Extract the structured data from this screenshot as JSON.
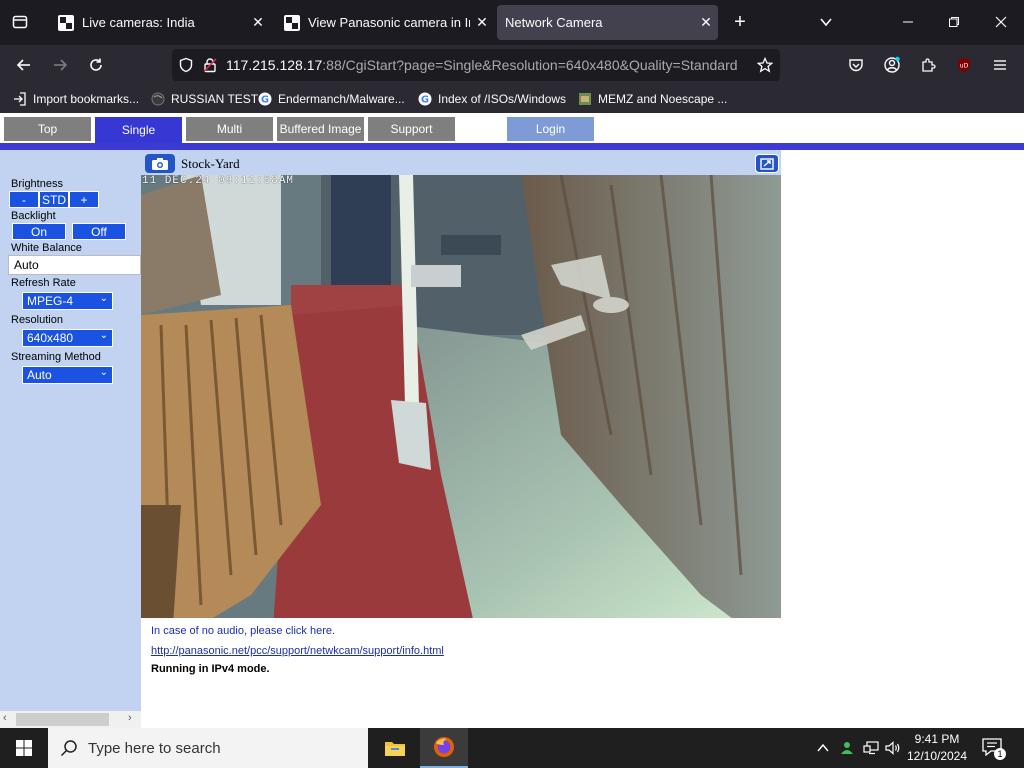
{
  "browser": {
    "tabs": [
      {
        "label": "Live cameras: India",
        "active": false
      },
      {
        "label": "View Panasonic camera in India",
        "active": false
      },
      {
        "label": "Network Camera",
        "active": true
      }
    ],
    "url_host": "117.215.128.17",
    "url_rest": ":88/CgiStart?page=Single&Resolution=640x480&Quality=Standard",
    "bookmarks": [
      {
        "label": "Import bookmarks...",
        "icon": "import-icon"
      },
      {
        "label": "RUSSIAN TEST",
        "icon": "globe-icon"
      },
      {
        "label": "Endermanch/Malware...",
        "icon": "google-icon"
      },
      {
        "label": "Index of /ISOs/Windows",
        "icon": "google-icon"
      },
      {
        "label": "MEMZ and Noescape ...",
        "icon": "image-icon"
      }
    ]
  },
  "camera_page": {
    "nav": {
      "top": "Top",
      "single": "Single",
      "multi": "Multi",
      "buffered": "Buffered Image",
      "support": "Support",
      "login": "Login"
    },
    "controls": {
      "brightness_label": "Brightness",
      "brightness_minus": "-",
      "brightness_std": "STD",
      "brightness_plus": "+",
      "backlight_label": "Backlight",
      "backlight_on": "On",
      "backlight_off": "Off",
      "white_balance_label": "White Balance",
      "white_balance_value": "Auto",
      "refresh_rate_label": "Refresh Rate",
      "refresh_rate_value": "MPEG-4",
      "resolution_label": "Resolution",
      "resolution_value": "640x480",
      "streaming_label": "Streaming Method",
      "streaming_value": "Auto"
    },
    "camera_title": "Stock-Yard",
    "timestamp": "11 DEC.24 09:11:58AM",
    "audio_note": "In case of no audio, please click here.",
    "support_link": "http://panasonic.net/pcc/support/netwkcam/support/info.html",
    "mode_note": "Running in IPv4 mode."
  },
  "taskbar": {
    "search_placeholder": "Type here to search",
    "time": "9:41 PM",
    "date": "12/10/2024",
    "notification_count": "1"
  }
}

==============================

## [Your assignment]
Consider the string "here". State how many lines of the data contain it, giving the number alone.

## [Answer to this problem]
2